I ended up being there through most of the afternoon while Jodi went out to the beach. Around 4:00 we got some food at a cool little place on the beach. Mark and Jo happened to walk past...so we went for a little swim. There were tons of pelicans all around us diving for fish. It’s crazy how many there are here...hundreds of them all around. They sometimes dive in groups of 4 or 5 at a time...and they get very close to you. It’s pretty cool. We ended up standing out on one of the docks watching them for about a half hour until Jodi suffered from the inevitable consequence of standing beneath a hundred different birds while they are feeding:)
That night we went to get a couple farewell margaritas with Mark and Jo...they would leave the next day and head down to the resort near Playa Del Carmen where Mark’s daughter was getting married.

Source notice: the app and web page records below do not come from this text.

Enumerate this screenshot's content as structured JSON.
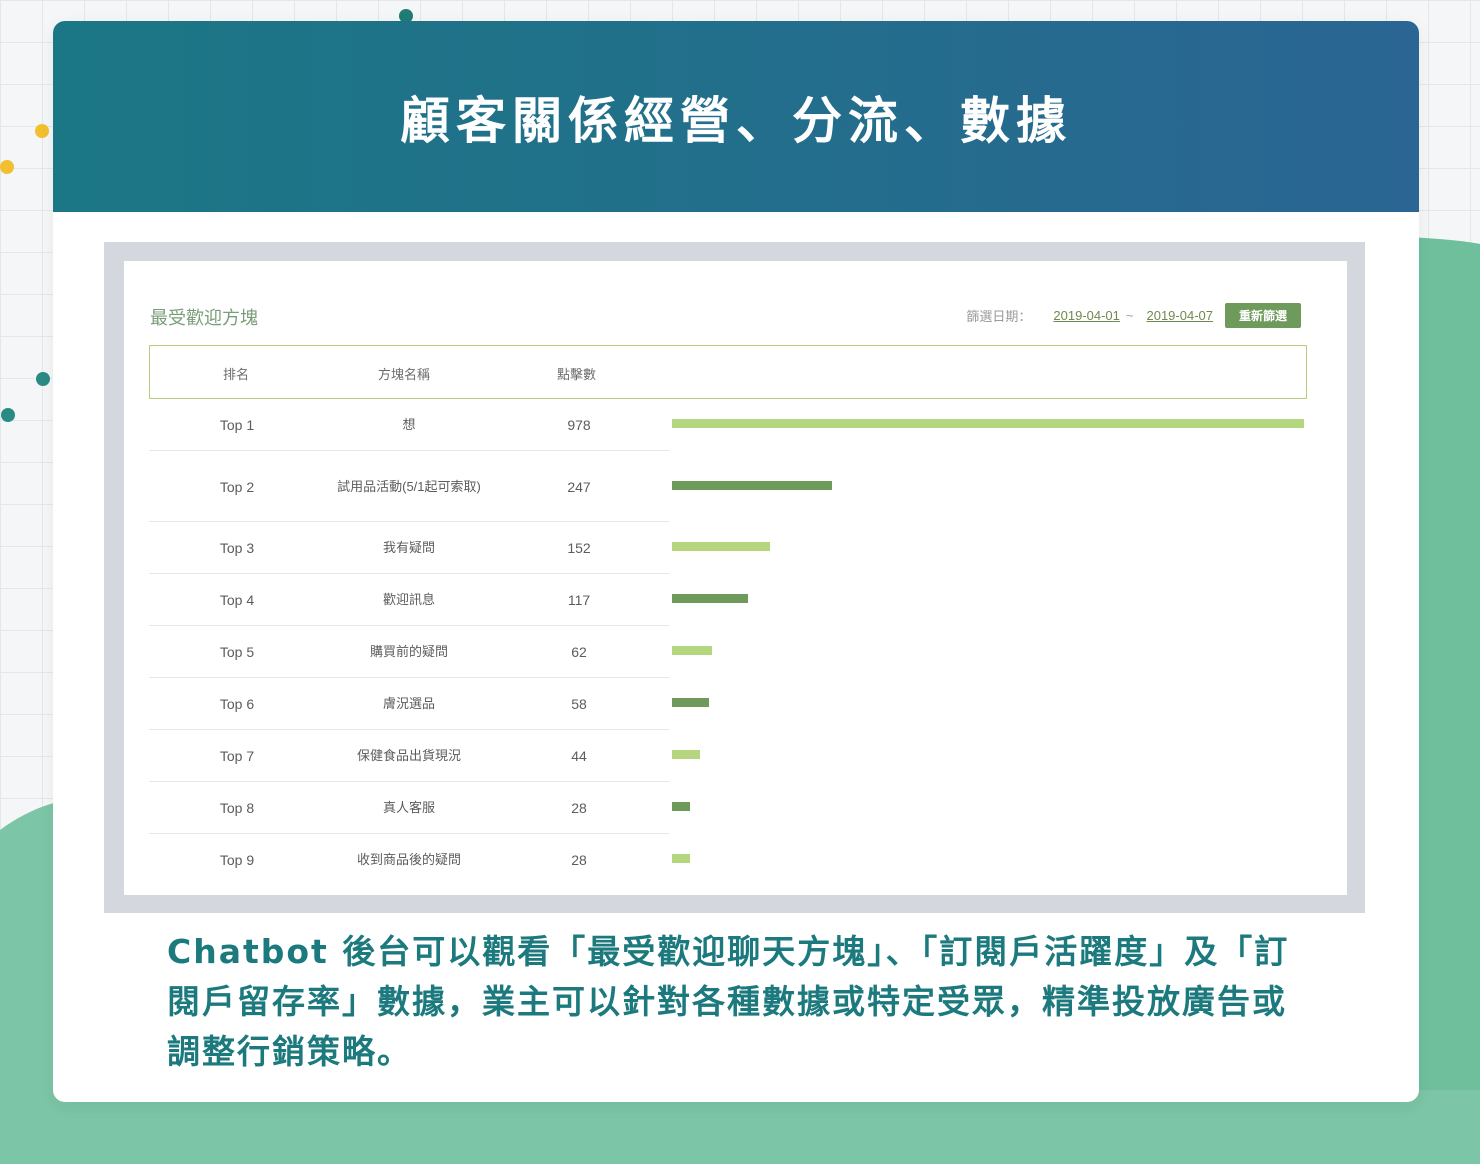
{
  "header": {
    "title": "顧客關係經營、分流、數據"
  },
  "panel": {
    "title": "最受歡迎方塊",
    "filter_label": "篩選日期：",
    "date_from": "2019-04-01",
    "separator": "~",
    "date_to": "2019-04-07",
    "refilter_label": "重新篩選"
  },
  "table": {
    "columns": [
      "排名",
      "方塊名稱",
      "點擊數"
    ],
    "rows": [
      {
        "rank": "Top 1",
        "name": "想",
        "clicks": "978"
      },
      {
        "rank": "Top 2",
        "name": "試用品活動(5/1起可索取)",
        "clicks": "247"
      },
      {
        "rank": "Top 3",
        "name": "我有疑問",
        "clicks": "152"
      },
      {
        "rank": "Top 4",
        "name": "歡迎訊息",
        "clicks": "117"
      },
      {
        "rank": "Top 5",
        "name": "購買前的疑問",
        "clicks": "62"
      },
      {
        "rank": "Top 6",
        "name": "膚況選品",
        "clicks": "58"
      },
      {
        "rank": "Top 7",
        "name": "保健食品出貨現況",
        "clicks": "44"
      },
      {
        "rank": "Top 8",
        "name": "真人客服",
        "clicks": "28"
      },
      {
        "rank": "Top 9",
        "name": "收到商品後的疑問",
        "clicks": "28"
      }
    ]
  },
  "chart_data": {
    "type": "bar",
    "categories": [
      "Top 1",
      "Top 2",
      "Top 3",
      "Top 4",
      "Top 5",
      "Top 6",
      "Top 7",
      "Top 8",
      "Top 9"
    ],
    "values": [
      978,
      247,
      152,
      117,
      62,
      58,
      44,
      28,
      28
    ],
    "bar_colors": [
      "#b3d67e",
      "#6e9a5c",
      "#b3d67e",
      "#6e9a5c",
      "#b3d67e",
      "#6e9a5c",
      "#b3d67e",
      "#6e9a5c",
      "#b3d67e"
    ],
    "max": 978
  },
  "caption": {
    "text": "Chatbot 後台可以觀看「最受歡迎聊天方塊」、「訂閱戶活躍度」及「訂閱戶留存率」數據，業主可以針對各種數據或特定受眾，精準投放廣告或調整行銷策略。"
  },
  "colors": {
    "header_start": "#1b7785",
    "header_end": "#2a6593",
    "accent_green": "#6e9a5c",
    "light_green": "#b3d67e",
    "caption": "#1c7a7e",
    "wave": "#7cc5a6"
  }
}
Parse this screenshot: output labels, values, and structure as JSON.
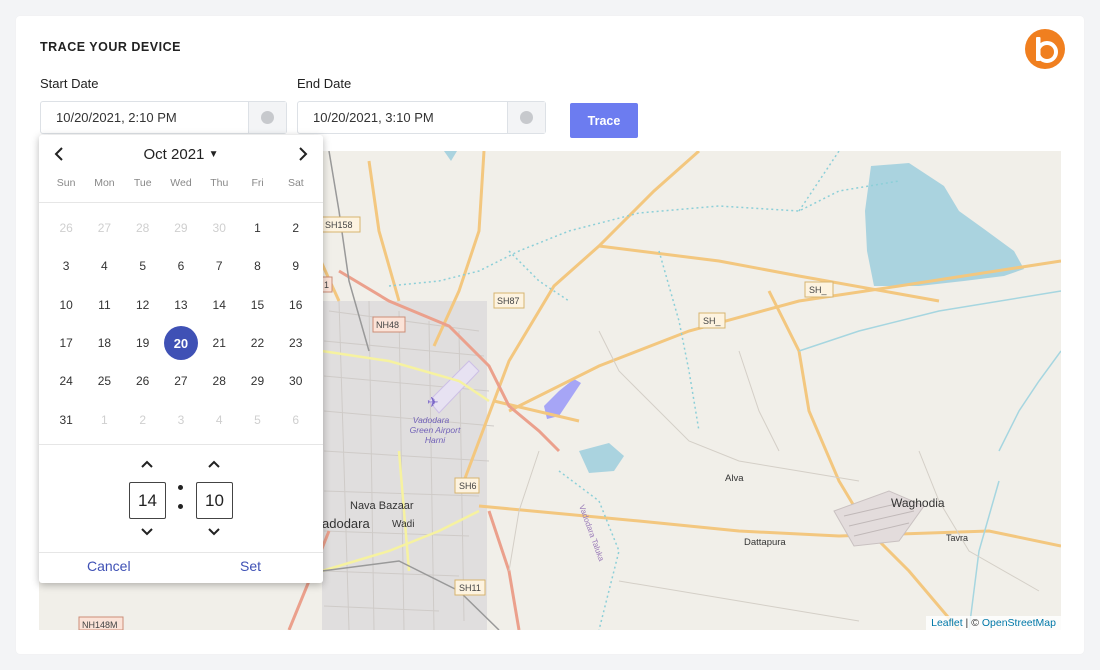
{
  "header": {
    "title": "TRACE YOUR DEVICE",
    "logo_icon": "brand-logo-icon"
  },
  "form": {
    "start_label": "Start Date",
    "start_value": "10/20/2021, 2:10 PM",
    "end_label": "End Date",
    "end_value": "10/20/2021, 3:10 PM",
    "trace_label": "Trace",
    "accent": "#6c7cf0"
  },
  "picker": {
    "month_label": "Oct 2021",
    "weekdays": [
      "Sun",
      "Mon",
      "Tue",
      "Wed",
      "Thu",
      "Fri",
      "Sat"
    ],
    "days": [
      {
        "d": "26",
        "m": true
      },
      {
        "d": "27",
        "m": true
      },
      {
        "d": "28",
        "m": true
      },
      {
        "d": "29",
        "m": true
      },
      {
        "d": "30",
        "m": true
      },
      {
        "d": "1"
      },
      {
        "d": "2"
      },
      {
        "d": "3"
      },
      {
        "d": "4"
      },
      {
        "d": "5"
      },
      {
        "d": "6"
      },
      {
        "d": "7"
      },
      {
        "d": "8"
      },
      {
        "d": "9"
      },
      {
        "d": "10"
      },
      {
        "d": "11"
      },
      {
        "d": "12"
      },
      {
        "d": "13"
      },
      {
        "d": "14"
      },
      {
        "d": "15"
      },
      {
        "d": "16"
      },
      {
        "d": "17"
      },
      {
        "d": "18"
      },
      {
        "d": "19"
      },
      {
        "d": "20",
        "s": true
      },
      {
        "d": "21"
      },
      {
        "d": "22"
      },
      {
        "d": "23"
      },
      {
        "d": "24"
      },
      {
        "d": "25"
      },
      {
        "d": "26"
      },
      {
        "d": "27"
      },
      {
        "d": "28"
      },
      {
        "d": "29"
      },
      {
        "d": "30"
      },
      {
        "d": "31"
      },
      {
        "d": "1",
        "m": true
      },
      {
        "d": "2",
        "m": true
      },
      {
        "d": "3",
        "m": true
      },
      {
        "d": "4",
        "m": true
      },
      {
        "d": "5",
        "m": true
      },
      {
        "d": "6",
        "m": true
      }
    ],
    "hour": "14",
    "minute": "10",
    "cancel_label": "Cancel",
    "set_label": "Set",
    "selected_color": "#3f51b5"
  },
  "map": {
    "labels": {
      "sh158": "SH158",
      "sh87": "SH87",
      "sh_a": "SH_",
      "sh_b": "SH_",
      "nh48": "NH48",
      "airport1": "Vadodara",
      "airport2": "Green Airport",
      "airport3": "Harni",
      "alva": "Alva",
      "waghodia": "Waghodia",
      "dattapura": "Dattapura",
      "tavra": "Tavra",
      "nava_bazaar": "Nava Bazaar",
      "vadodara": "adodara",
      "wadi": "Wadi",
      "sh6": "SH6",
      "sh11": "SH11",
      "nh148m": "NH148M",
      "taluka": "Vadodara Taluka",
      "nh1": "1"
    },
    "attribution_leaflet": "Leaflet",
    "attribution_sep": " | © ",
    "attribution_osm": "OpenStreetMap"
  }
}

We had decided to move on as well and were going to be heading for Isla Mujeres. I said this before, but I really love that traveling like this gives you the opportunity to meet wonderful folks like Mark and Jo. They were awesome traveling companions and despite being a generation older than us, still had that great nose for adventure that I love to see in people. Even thinking back on it now, it’s hard to believe we really only spent 4 days together because I felt like it was more than a week. It was a pleasure to meet them and travel together for a few days...best of luck to you both...I’m sure we’ll be crossing paths in the future...especially if we’re carrying this:)
After they left Jodi and I decided to do a little bar hopping around the island. We went to this one bar called Tiki Tiki (it made me think of you Suzanne!) that was pretty cool. We met this French guy there who seemed interesting...he had come to Mexico on vacation and decided “screw it” and just stayed down here. I think he had been here for 2 or 3 months or something. Anyway, he seemed rather sane until he launched into this NASA conspiracy theory that proved quite the opposite. We promptly paid our bill and got out of there and headed for a little bar out on the beach that we had seen earlier. It was a great little place with about 10 or 15 people around. The bartender was a cool guy and we jammed out to some Gypsy Kings (perfect music for sitting on the beach and drinking!) for about an hour. We made one more little stop at what was supposed to be a club but there wasn’t really anybody there. I guess that makes sense for a super tranquilo place like isla Holbox.
Anyway, it was nice to have had the chance to come to Rio Lagartos and Isla Holbox. These are two great little hidden gems that many people that come to the Yucatan would overlook. It was a great experience that was made even better by getting to do it with Mark and Jo. Ahhhhh the people and places we get to see! As a great Swede once told me, This is life!! It seems crazy to me that it hasn’t even been 2 weeks yet! I can’t even fathom how much more there is out there for us, but I look forward to discovering many more places like these as we travel on.